Her point is well taken. From the harrowing raids to the breathless strategy sessions that surround the trial, the Mangrove Nine push back on persecution from every direction, and Frank’s subtle expressions track his evolving assessment of the situation at hand. Throughout, McQueen and cinematographer Shabier Kirchner employ incredible, unconventional methods to capture these otherwise standard scenes; filled with lingering, composed, and static staging. He manages to turn the usually straightforward backdrop of the courtroom into a visually dynamic environment, with detail-oriented camerawork and hefty closeups that encapsulate the real-time pressures as they unfold. It’s so well-handled, in fact, that it exacerbates some of the clichéd aspects of the script, including a few stagey monologues spoiled by self-awareness and characters so aware of the history they’re participating in that they call it out as such. But the proceedings grow more and more involving as the suspense builds, and by the time Kirby delivers the remarkable closing statement it cuts deep. As the verdict is read, the camera sits with mounting intensity on Crichlow’s face, resulting in what might be the best approach to this familiar movie moment since Sidney Lumet’s swooping crane shot onto Paul Newman in The Verdict.
Through sheer serendipity, Mangrove has found its way into the world at the same time that Aaron Sorkin’s The Trial of the Chicago 7 makes its way around. Both movies restage major, timeless historical court cases, yet I expect that to be their only similarity. The Mangrove Nine were living their day-to-day until trouble came straight for them. And while they mostly found the justice they were looking for, McQueen makes it clear that Crichlow’s battle didn’t end with one victory. That seems to be the guiding principle of the Small Axe project as a whole, with the filmmaker etching out an untold history (at least, untold on this scale) one substantial chapter at a time. Considered on its own terms, Mangrove is first-rate filmmaking even when it falls into a tried-and-true recipe, reaching a comfortable pitch that feels familiar but also admirably askew. But the bigger picture — the sense of purpose percolating beneath each scene — amounts to a cinematic séance with a long-neglected past. Bring on the next chapter. Formally vivid and electrifying, Mangrove is an infuriating and thrilling courtroom drama enlivened with a rich, tactile milieu; immersed in pure unadulterated emotion with vitality coursing through its veins.
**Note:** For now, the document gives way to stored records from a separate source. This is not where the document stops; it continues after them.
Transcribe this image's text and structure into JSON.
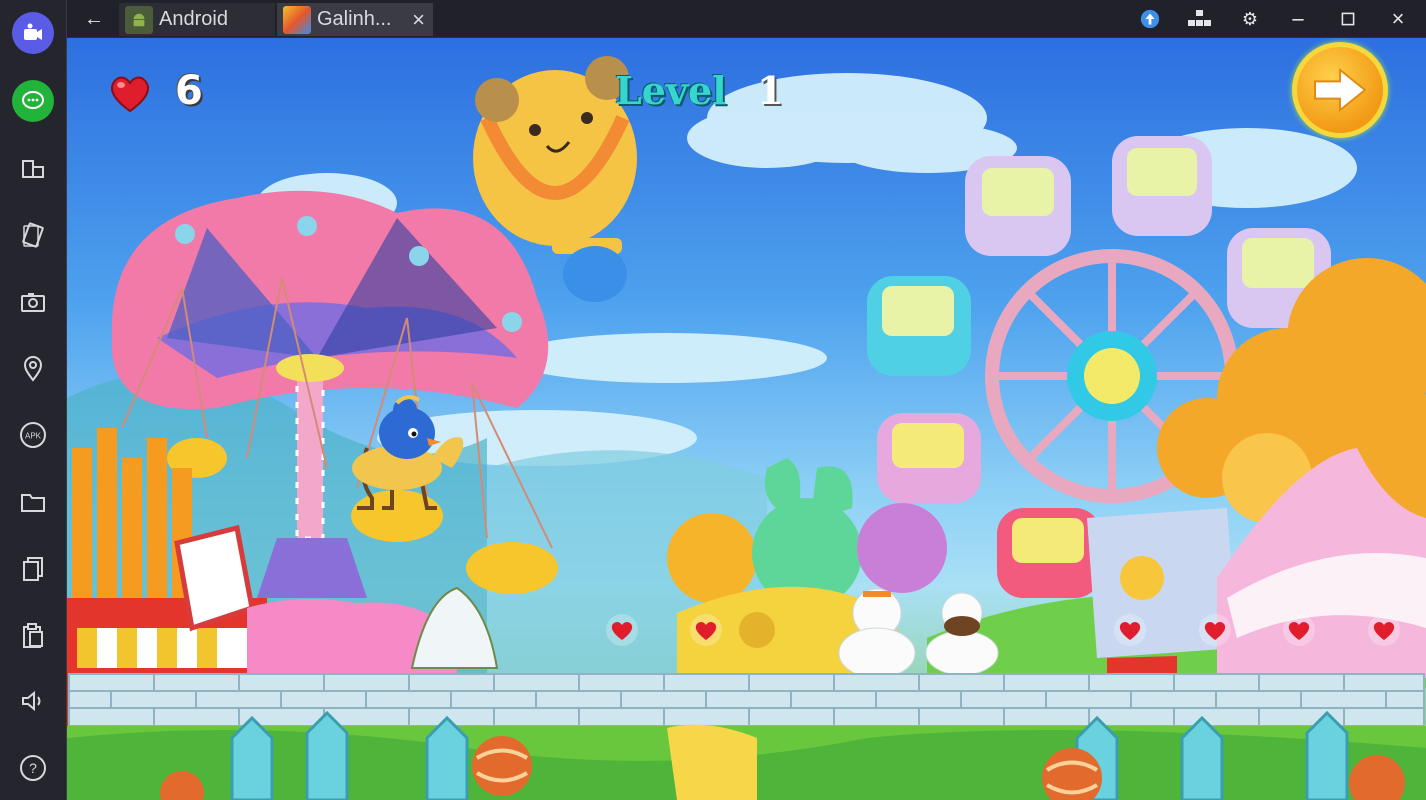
{
  "topbar": {
    "tabs": [
      {
        "label": "Android",
        "icon": "android-icon"
      },
      {
        "label": "Galinh...",
        "icon": "game-app-icon"
      }
    ],
    "controls": [
      "back-icon",
      "upload-icon",
      "multi-instance-icon",
      "gear-icon",
      "minimize-icon",
      "maximize-icon",
      "close-icon"
    ]
  },
  "sidebar": {
    "items": [
      "camera-icon",
      "chat-icon",
      "screen-rotate-icon",
      "shake-icon",
      "screenshot-icon",
      "location-icon",
      "apk-icon",
      "folder-icon",
      "copy-icon",
      "paste-icon",
      "volume-icon",
      "help-icon"
    ],
    "apk_label": "APK",
    "help_label": "?"
  },
  "game": {
    "lives": "6",
    "level_label": "Level",
    "level_number": "1"
  },
  "colors": {
    "sidebar_bg": "#24252d",
    "topbar_bg": "#202129",
    "accent_purple": "#5b5ce6",
    "accent_green": "#22b33b",
    "sky_top": "#2d6fe0",
    "heart_red": "#e01d2c",
    "next_button": "#f7a21e"
  }
}
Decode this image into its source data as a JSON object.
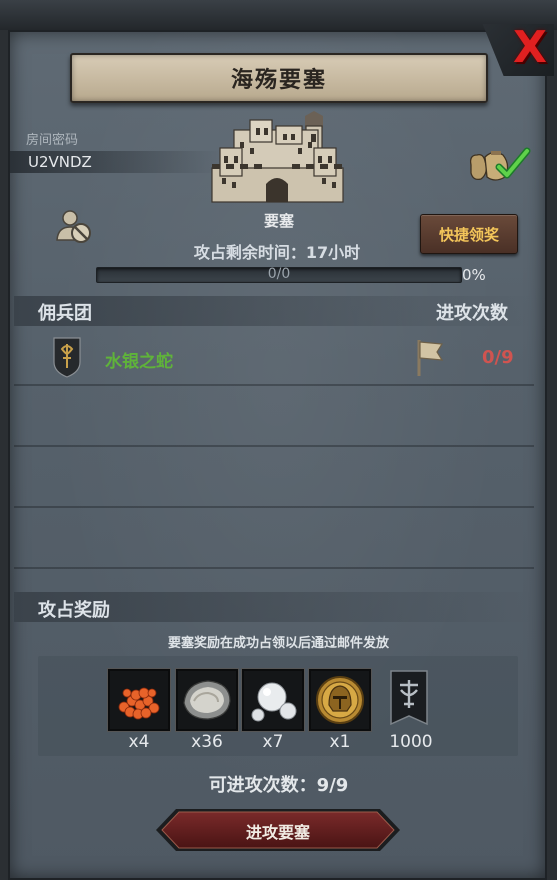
{
  "dialog": {
    "title": "海殇要塞",
    "close_symbol": "X"
  },
  "room": {
    "label": "房间密码",
    "code": "U2VNDZ"
  },
  "fortress": {
    "name": "要塞",
    "time_remaining": "攻占剩余时间：17小时",
    "progress_text": "0/0",
    "progress_fraction": 0,
    "progress_percent": "0%",
    "quick_claim_label": "快捷领奖"
  },
  "mercenary": {
    "section_title": "佣兵团",
    "attacks_header": "进攻次数",
    "rows": [
      {
        "name": "水银之蛇",
        "attacks": "0/9"
      }
    ]
  },
  "rewards": {
    "section_title": "攻占奖励",
    "note": "要塞奖励在成功占领以后通过邮件发放",
    "items": [
      {
        "icon": "caviar-icon",
        "qty": "x4"
      },
      {
        "icon": "oyster-icon",
        "qty": "x36"
      },
      {
        "icon": "pearls-icon",
        "qty": "x7"
      },
      {
        "icon": "gold-helmet-medal-icon",
        "qty": "x1"
      },
      {
        "icon": "banner-icon",
        "qty": "1000"
      }
    ]
  },
  "footer": {
    "attacks_left": "可进攻次数：9/9",
    "attack_button": "进攻要塞"
  },
  "colors": {
    "accent_gold": "#f3c55a",
    "guild_green": "#5fb33a",
    "count_red": "#d05450",
    "close_red": "#e02020"
  }
}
Mangrove premiered at the 2020 New York Film Festival. It will be available to stream on Amazon Prime Video as part of the Small Axe anthology on November 20